Nancy Quon, a high-profile Las Vegas attorney who made millions as a pioneer in the field of construction defect law, was indicted Wednesday on a felony drug charge in connection with allegations of a suicide scheme.
Quon, 51, who is at the center of a separate federal investigation into corruption and fraud within homeowners associations, was charged with conspiracy to violate the Uniform Controlled Substances Act. The charge draws a maximum five years in prison and a $10,000 fine.
The Clark County grand jury indictment alleges Quon provided the cash to her live-in boyfriend, former Las Vegas police officer William Ronald Webb, and his friend, two-time convicted felon Robert Justice, to purchase the drugs from undercover detectives in November.
Webb and Justice were indicted in January in the scheme to obtain 51.4 grams of the club drug gama-hydroxybutyric acid.
The new indictment reduces the amount of GHB the defendants allegedly obtained unlawfully to 29.2 grams.
Webb, 43, faces drug conspiracy charges as well as a charge of conspiring to commit murder. The grand jury on Wednesday added one count each of burglary for Webb and Justice stemming from the undercover sale of the GHB in a 2007 police-owned Cadillac. The charge was added because the defendants entered the police vehicle with the intent to unlawfully possess the GHB.
Police allege that Quon was trying to arrange her own death with drugs that she and Webb incorrectly believed would be undetectable.
Quon has denied trying to kill herself.
The charges are built around the testimony of Justice, 45, who befriended both Webb and an undercover detective. Justice, who has struck a deal to testify for prosecutors, has told police that Quon wanted Webb and her family to collect on her life insurance.

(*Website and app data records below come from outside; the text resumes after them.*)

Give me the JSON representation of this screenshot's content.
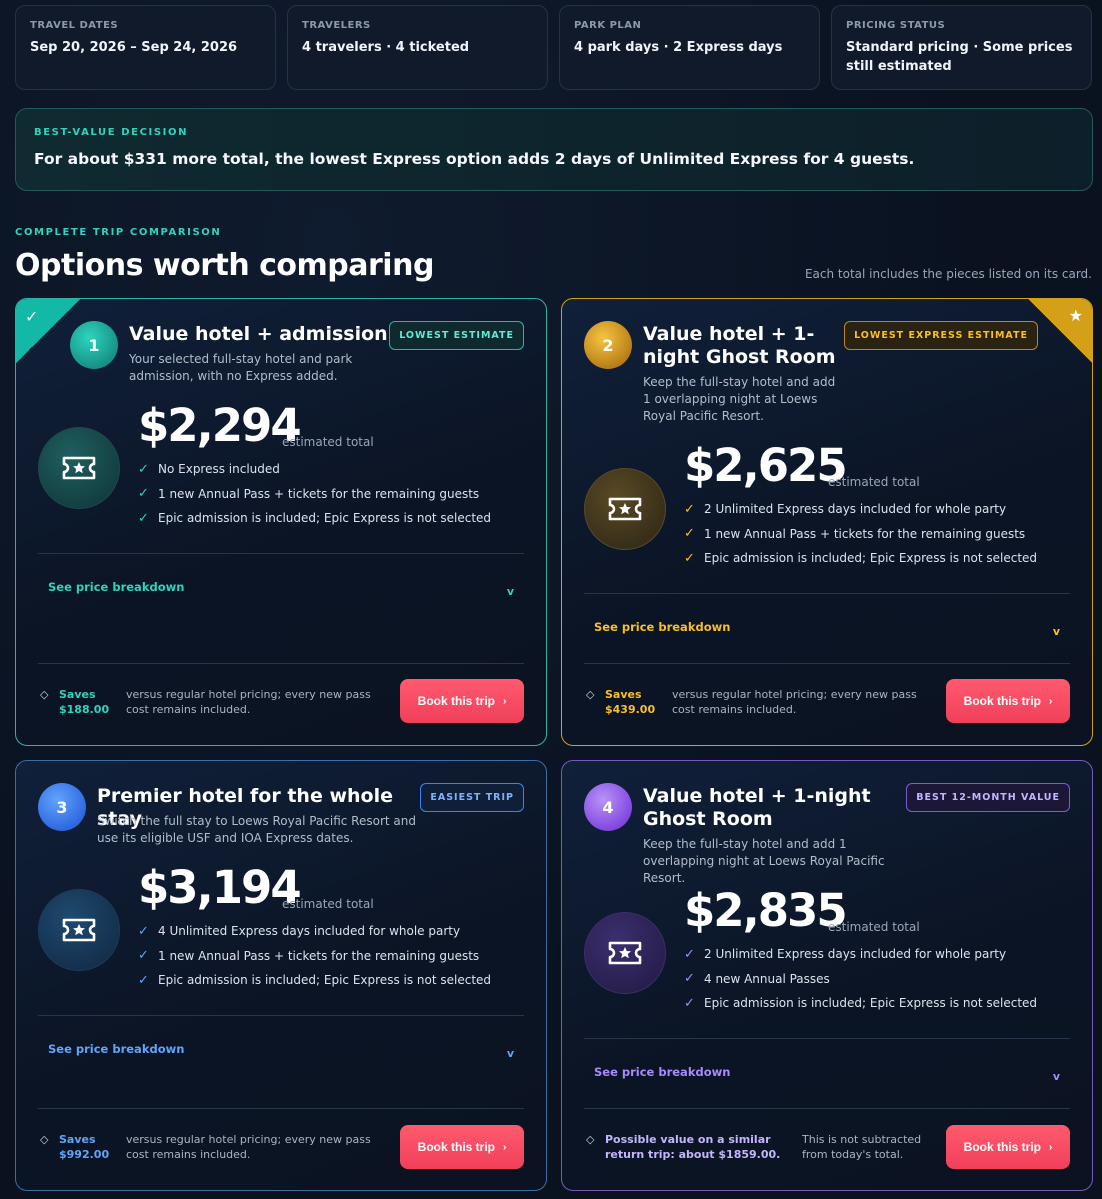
{
  "summary": [
    {
      "label": "TRAVEL DATES",
      "value": "Sep 20, 2026 – Sep 24, 2026"
    },
    {
      "label": "TRAVELERS",
      "value": "4 travelers · 4 ticketed"
    },
    {
      "label": "PARK PLAN",
      "value": "4 park days · 2 Express days"
    },
    {
      "label": "PRICING STATUS",
      "value": "Standard pricing · Some prices still estimated"
    }
  ],
  "decision": {
    "label": "BEST-VALUE DECISION",
    "text": "For about $331 more total, the lowest Express option adds 2 days of Unlimited Express for 4 guests."
  },
  "section": {
    "eyebrow": "COMPLETE TRIP COMPARISON",
    "title": "Options worth comparing",
    "note": "Each total includes the pieces listed on its card."
  },
  "icons": {
    "check": "check-icon",
    "star": "star-icon",
    "ticket": "ticket-icon",
    "diamond": "diamond-icon",
    "chevron": "chevron-down-icon"
  },
  "colors": {
    "teal": "#2dd4bf",
    "gold": "#fbbf24",
    "blue": "#60a5fa",
    "purple": "#a78bfa",
    "cta": "#f0405a"
  },
  "cards": [
    {
      "number": "1",
      "title": "Value hotel + admission",
      "description": "Your selected full-stay hotel and park admission, with no Express added.",
      "badge": "LOWEST ESTIMATE",
      "corner_mark": "✓",
      "price": "$2,294",
      "price_note": "estimated total",
      "features": [
        "No Express included",
        "1 new Annual Pass + tickets for the remaining guests",
        "Epic admission is included; Epic Express is not selected"
      ],
      "breakdown": "See price breakdown",
      "chevron": "v",
      "saves_label": "Saves",
      "saves_value": "$188.00",
      "saves_note": "versus regular hotel pricing; every new pass cost remains included.",
      "cta": "Book this trip",
      "cta_arrow": "›"
    },
    {
      "number": "2",
      "title": "Value hotel + 1-night Ghost Room",
      "description": "Keep the full-stay hotel and add 1 overlapping night at Loews Royal Pacific Resort.",
      "badge": "LOWEST EXPRESS ESTIMATE",
      "corner_mark": "★",
      "price": "$2,625",
      "price_note": "estimated total",
      "features": [
        "2 Unlimited Express days included for whole party",
        "1 new Annual Pass + tickets for the remaining guests",
        "Epic admission is included; Epic Express is not selected"
      ],
      "breakdown": "See price breakdown",
      "chevron": "v",
      "saves_label": "Saves",
      "saves_value": "$439.00",
      "saves_note": "versus regular hotel pricing; every new pass cost remains included.",
      "cta": "Book this trip",
      "cta_arrow": "›"
    },
    {
      "number": "3",
      "title": "Premier hotel for the whole stay",
      "description": "Switch the full stay to Loews Royal Pacific Resort and use its eligible USF and IOA Express dates.",
      "badge": "EASIEST TRIP",
      "price": "$3,194",
      "price_note": "estimated total",
      "features": [
        "4 Unlimited Express days included for whole party",
        "1 new Annual Pass + tickets for the remaining guests",
        "Epic admission is included; Epic Express is not selected"
      ],
      "breakdown": "See price breakdown",
      "chevron": "v",
      "saves_label": "Saves",
      "saves_value": "$992.00",
      "saves_note": "versus regular hotel pricing; every new pass cost remains included.",
      "cta": "Book this trip",
      "cta_arrow": "›"
    },
    {
      "number": "4",
      "title": "Value hotel + 1-night Ghost Room",
      "description": "Keep the full-stay hotel and add 1 overlapping night at Loews Royal Pacific Resort.",
      "badge": "BEST 12-MONTH VALUE",
      "price": "$2,835",
      "price_note": "estimated total",
      "features": [
        "2 Unlimited Express days included for whole party",
        "4 new Annual Passes",
        "Epic admission is included; Epic Express is not selected"
      ],
      "breakdown": "See price breakdown",
      "chevron": "v",
      "saves_label": "Possible value on a similar return trip: about $1859.00.",
      "saves_value": "",
      "saves_note": "This is not subtracted from today's total.",
      "cta": "Book this trip",
      "cta_arrow": "›"
    }
  ]
}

Quon and Webb are set to be arraigned on the charges Tuesday before District Judge Jackie Glass.
Webb is being held at the Clark County Detention Center on $400,000 bail.
An arrest warrant was issued for Quon, but prosecutors stipulated with defense attorney Thomas Pitaro that she has until Monday to surrender for booking, then will be freed on her own recognizance. After her arraignment, Quon would have 24 hours to post $3,000 bail.

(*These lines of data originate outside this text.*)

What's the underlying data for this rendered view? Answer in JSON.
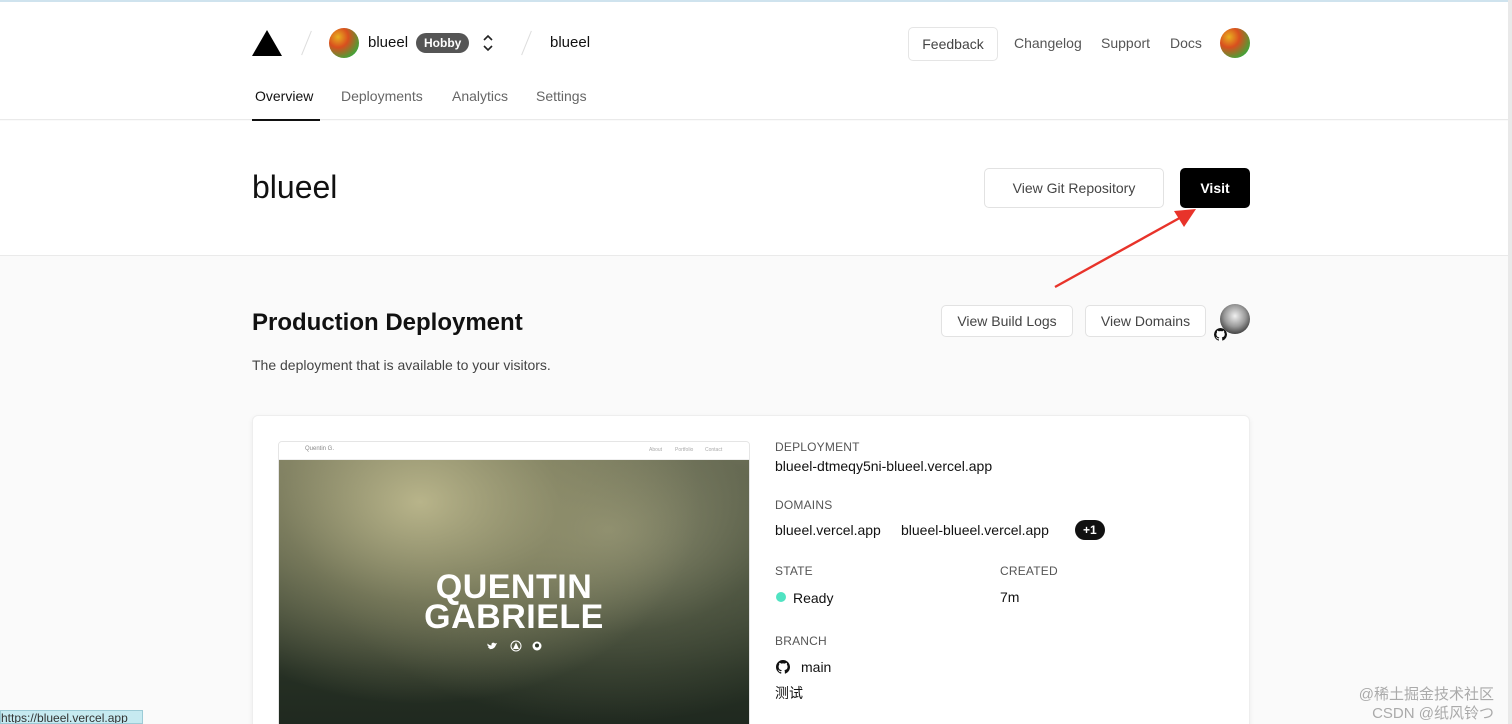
{
  "header": {
    "team": {
      "name": "blueel",
      "plan": "Hobby"
    },
    "project": "blueel",
    "nav": {
      "feedback": "Feedback",
      "changelog": "Changelog",
      "support": "Support",
      "docs": "Docs"
    },
    "tabs": [
      "Overview",
      "Deployments",
      "Analytics",
      "Settings"
    ]
  },
  "hero": {
    "title": "blueel",
    "git_button": "View Git Repository",
    "visit_button": "Visit"
  },
  "production": {
    "title": "Production Deployment",
    "description": "The deployment that is available to your visitors.",
    "build_logs_button": "View Build Logs",
    "domains_button": "View Domains",
    "preview": {
      "brand": "Quentin G.",
      "nav": [
        "About",
        "Portfolio",
        "Contact"
      ],
      "headline_1": "QUENTIN",
      "headline_2": "GABRIELE"
    },
    "deployment_label": "DEPLOYMENT",
    "deployment_value": "blueel-dtmeqy5ni-blueel.vercel.app",
    "domains_label": "DOMAINS",
    "domains": [
      "blueel.vercel.app",
      "blueel-blueel.vercel.app"
    ],
    "domains_extra": "+1",
    "state_label": "STATE",
    "state_value": "Ready",
    "created_label": "CREATED",
    "created_value": "7m",
    "branch_label": "BRANCH",
    "branch_value": "main",
    "commit_message": "测试"
  },
  "status_url": "https://blueel.vercel.app",
  "watermark": {
    "line1": "@稀土掘金技术社区",
    "line2": "CSDN @纸风铃つ"
  },
  "colors": {
    "ready": "#50e3c2",
    "visit_bg": "#000000",
    "annotation_arrow": "#e8332a"
  }
}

Pitaro declined to comment.
Justice, who is free on his own recognizance, will be arraigned separately May 3.
The grand jury also has been investigating Quon and Webb on arson and insurance fraud charges stemming from an Oct. 28 fire at her 73 Dollar Pointe Ave. home. The fire, which police believe was part of a botched suicide attempt by Quon, caused some $250,000 in damage.
One of the witnesses listed as having testified before the grand jury was former Las Vegas Justice of the Peace Nancy Oesterle, a longtime friend of Quon's. Oesterle did not seek re-election last year.
Two days before the fire, Quon was described as "detached and despondent" in a meeting with local and federal investigators probing the homeowners associations.
Police said in November that Quon's indictment in the federal HOA case was "imminent," but federal charges have yet to be filed.
The Review-Journal has reported that Justice Department prosecutors from Washington, D.C., have taken over the case and also are investigating possible leaks from the local U.S. attorney's office that could have allowed Quon to alter or destroy evidence.
Federal prosecutors are now said to be working out plea deals with as many as 30 HOA investigation targets in an effort to obtain indictments against Quon and others.
Review-Journal reporter Francis McCabe contributed to this report. Contact Jeff German at jgerman@review journal.com or 702-380-8135.